This article considers the development of the genocide in the context of wider Ottoman demographic policies and late Ottoman history. World War I saw the almost complete annihilation of the Ottoman Armenians. The Armenian deportations were not the result of an Armenian rebellion. On the contrary, Armenians were deported when no danger of outside interference existed. Thus Armenians near front lines were often slaughtered on the spot and not deported. The deportations were not a security measure against rebellions but depended on their absence. The initial deportations resembled earlier measures against Greeks, Nestorians, and Zionists. The assimilation of Armenian children and women overwhelmed the state's resources and local Muslim initiative became decisive. Nevertheless, far too many Armenians still survived and reached the lower Euphrates. Armenian resilience and a series of survival strategies as well as undercover relief work made this survival possible.
Mass Deportations, Ethnic Cleansing, and Genocidal Politics in the Later Russian Empire and the USSR
Between the middle of the nineteenth century and the middle of the twentieth, the immense areas of the Russian Empire and then the Soviet Union saw some extreme forms of state violence, though of course, in very different historical contexts. This article addresses the main specificities of the great episodes of deportation and ethnic cleansing in the later Russian Empire and in the Soviet Union, as well as an immense event that remained completely hidden for more than half a century, the ‘man-made famines’ of the early 1930s. It also discusses the applicability or otherwise of the word ‘genocide’ to the Ukrainian famine of 1932–3 and the deportation of the ‘punished peoples’ from 1941–4.
Christopher R. Browning

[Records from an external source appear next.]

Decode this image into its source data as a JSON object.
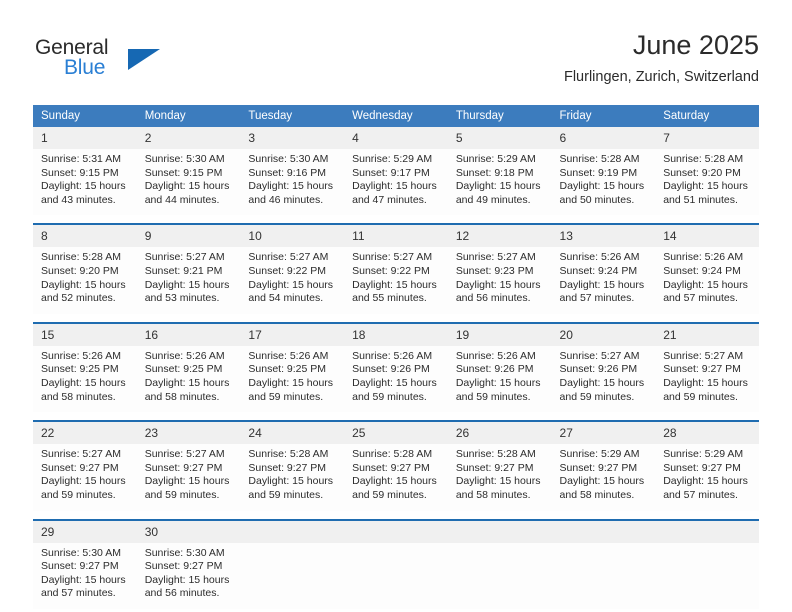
{
  "brand": {
    "name_part1": "General",
    "name_part2": "Blue",
    "logo_icon": "triangle-icon"
  },
  "header": {
    "title": "June 2025",
    "subtitle": "Flurlingen, Zurich, Switzerland"
  },
  "colors": {
    "header_blue": "#3c7cbe",
    "separator_blue": "#1f6cb0",
    "daynum_band": "#f0f0f0",
    "brand_blue": "#2a7fd4",
    "text": "#2c2c2c"
  },
  "day_headers": [
    "Sunday",
    "Monday",
    "Tuesday",
    "Wednesday",
    "Thursday",
    "Friday",
    "Saturday"
  ],
  "weeks": [
    {
      "days": [
        {
          "num": "1",
          "sunrise": "Sunrise: 5:31 AM",
          "sunset": "Sunset: 9:15 PM",
          "daylight_1": "Daylight: 15 hours",
          "daylight_2": "and 43 minutes."
        },
        {
          "num": "2",
          "sunrise": "Sunrise: 5:30 AM",
          "sunset": "Sunset: 9:15 PM",
          "daylight_1": "Daylight: 15 hours",
          "daylight_2": "and 44 minutes."
        },
        {
          "num": "3",
          "sunrise": "Sunrise: 5:30 AM",
          "sunset": "Sunset: 9:16 PM",
          "daylight_1": "Daylight: 15 hours",
          "daylight_2": "and 46 minutes."
        },
        {
          "num": "4",
          "sunrise": "Sunrise: 5:29 AM",
          "sunset": "Sunset: 9:17 PM",
          "daylight_1": "Daylight: 15 hours",
          "daylight_2": "and 47 minutes."
        },
        {
          "num": "5",
          "sunrise": "Sunrise: 5:29 AM",
          "sunset": "Sunset: 9:18 PM",
          "daylight_1": "Daylight: 15 hours",
          "daylight_2": "and 49 minutes."
        },
        {
          "num": "6",
          "sunrise": "Sunrise: 5:28 AM",
          "sunset": "Sunset: 9:19 PM",
          "daylight_1": "Daylight: 15 hours",
          "daylight_2": "and 50 minutes."
        },
        {
          "num": "7",
          "sunrise": "Sunrise: 5:28 AM",
          "sunset": "Sunset: 9:20 PM",
          "daylight_1": "Daylight: 15 hours",
          "daylight_2": "and 51 minutes."
        }
      ]
    },
    {
      "days": [
        {
          "num": "8",
          "sunrise": "Sunrise: 5:28 AM",
          "sunset": "Sunset: 9:20 PM",
          "daylight_1": "Daylight: 15 hours",
          "daylight_2": "and 52 minutes."
        },
        {
          "num": "9",
          "sunrise": "Sunrise: 5:27 AM",
          "sunset": "Sunset: 9:21 PM",
          "daylight_1": "Daylight: 15 hours",
          "daylight_2": "and 53 minutes."
        },
        {
          "num": "10",
          "sunrise": "Sunrise: 5:27 AM",
          "sunset": "Sunset: 9:22 PM",
          "daylight_1": "Daylight: 15 hours",
          "daylight_2": "and 54 minutes."
        },
        {
          "num": "11",
          "sunrise": "Sunrise: 5:27 AM",
          "sunset": "Sunset: 9:22 PM",
          "daylight_1": "Daylight: 15 hours",
          "daylight_2": "and 55 minutes."
        },
        {
          "num": "12",
          "sunrise": "Sunrise: 5:27 AM",
          "sunset": "Sunset: 9:23 PM",
          "daylight_1": "Daylight: 15 hours",
          "daylight_2": "and 56 minutes."
        },
        {
          "num": "13",
          "sunrise": "Sunrise: 5:26 AM",
          "sunset": "Sunset: 9:24 PM",
          "daylight_1": "Daylight: 15 hours",
          "daylight_2": "and 57 minutes."
        },
        {
          "num": "14",
          "sunrise": "Sunrise: 5:26 AM",
          "sunset": "Sunset: 9:24 PM",
          "daylight_1": "Daylight: 15 hours",
          "daylight_2": "and 57 minutes."
        }
      ]
    },
    {
      "days": [
        {
          "num": "15",
          "sunrise": "Sunrise: 5:26 AM",
          "sunset": "Sunset: 9:25 PM",
          "daylight_1": "Daylight: 15 hours",
          "daylight_2": "and 58 minutes."
        },
        {
          "num": "16",
          "sunrise": "Sunrise: 5:26 AM",
          "sunset": "Sunset: 9:25 PM",
          "daylight_1": "Daylight: 15 hours",
          "daylight_2": "and 58 minutes."
        },
        {
          "num": "17",
          "sunrise": "Sunrise: 5:26 AM",
          "sunset": "Sunset: 9:25 PM",
          "daylight_1": "Daylight: 15 hours",
          "daylight_2": "and 59 minutes."
        },
        {
          "num": "18",
          "sunrise": "Sunrise: 5:26 AM",
          "sunset": "Sunset: 9:26 PM",
          "daylight_1": "Daylight: 15 hours",
          "daylight_2": "and 59 minutes."
        },
        {
          "num": "19",
          "sunrise": "Sunrise: 5:26 AM",
          "sunset": "Sunset: 9:26 PM",
          "daylight_1": "Daylight: 15 hours",
          "daylight_2": "and 59 minutes."
        },
        {
          "num": "20",
          "sunrise": "Sunrise: 5:27 AM",
          "sunset": "Sunset: 9:26 PM",
          "daylight_1": "Daylight: 15 hours",
          "daylight_2": "and 59 minutes."
        },
        {
          "num": "21",
          "sunrise": "Sunrise: 5:27 AM",
          "sunset": "Sunset: 9:27 PM",
          "daylight_1": "Daylight: 15 hours",
          "daylight_2": "and 59 minutes."
        }
      ]
    },
    {
      "days": [
        {
          "num": "22",
          "sunrise": "Sunrise: 5:27 AM",
          "sunset": "Sunset: 9:27 PM",
          "daylight_1": "Daylight: 15 hours",
          "daylight_2": "and 59 minutes."
        },
        {
          "num": "23",
          "sunrise": "Sunrise: 5:27 AM",
          "sunset": "Sunset: 9:27 PM",
          "daylight_1": "Daylight: 15 hours",
          "daylight_2": "and 59 minutes."
        },
        {
          "num": "24",
          "sunrise": "Sunrise: 5:28 AM",
          "sunset": "Sunset: 9:27 PM",
          "daylight_1": "Daylight: 15 hours",
          "daylight_2": "and 59 minutes."
        },
        {
          "num": "25",
          "sunrise": "Sunrise: 5:28 AM",
          "sunset": "Sunset: 9:27 PM",
          "daylight_1": "Daylight: 15 hours",
          "daylight_2": "and 59 minutes."
        },
        {
          "num": "26",
          "sunrise": "Sunrise: 5:28 AM",
          "sunset": "Sunset: 9:27 PM",
          "daylight_1": "Daylight: 15 hours",
          "daylight_2": "and 58 minutes."
        },
        {
          "num": "27",
          "sunrise": "Sunrise: 5:29 AM",
          "sunset": "Sunset: 9:27 PM",
          "daylight_1": "Daylight: 15 hours",
          "daylight_2": "and 58 minutes."
        },
        {
          "num": "28",
          "sunrise": "Sunrise: 5:29 AM",
          "sunset": "Sunset: 9:27 PM",
          "daylight_1": "Daylight: 15 hours",
          "daylight_2": "and 57 minutes."
        }
      ]
    },
    {
      "days": [
        {
          "num": "29",
          "sunrise": "Sunrise: 5:30 AM",
          "sunset": "Sunset: 9:27 PM",
          "daylight_1": "Daylight: 15 hours",
          "daylight_2": "and 57 minutes."
        },
        {
          "num": "30",
          "sunrise": "Sunrise: 5:30 AM",
          "sunset": "Sunset: 9:27 PM",
          "daylight_1": "Daylight: 15 hours",
          "daylight_2": "and 56 minutes."
        },
        {
          "num": "",
          "sunrise": "",
          "sunset": "",
          "daylight_1": "",
          "daylight_2": ""
        },
        {
          "num": "",
          "sunrise": "",
          "sunset": "",
          "daylight_1": "",
          "daylight_2": ""
        },
        {
          "num": "",
          "sunrise": "",
          "sunset": "",
          "daylight_1": "",
          "daylight_2": ""
        },
        {
          "num": "",
          "sunrise": "",
          "sunset": "",
          "daylight_1": "",
          "daylight_2": ""
        },
        {
          "num": "",
          "sunrise": "",
          "sunset": "",
          "daylight_1": "",
          "daylight_2": ""
        }
      ]
    }
  ]
}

This articles addresses genocide in the Nazi Empire. Genocide in the Nazi Empire issued from a confluence of traditions: anti-Semitism, racism, imperialism, and eugenics. None of these was unique to Germany, but they came together in a lethal combination in Germany under Nazi rule to provide the ideological underpinnings for three clusters of genocidal projects. The first was the ‘purification’ of the German race through the mass murder of the mentally and physically handicapped within the Third Reich and the expulsion and mass murder of ‘Gypsies’ from the Third Reich. The second was a demographic revolution or ethnic restructuring within the lands deemed to be Germany's future Lebensraum through the decimation, denationalization, and expulsion of the predominately Slavic populations living there. The third was the systematic and total mass murder of every Jew — the Holocaust.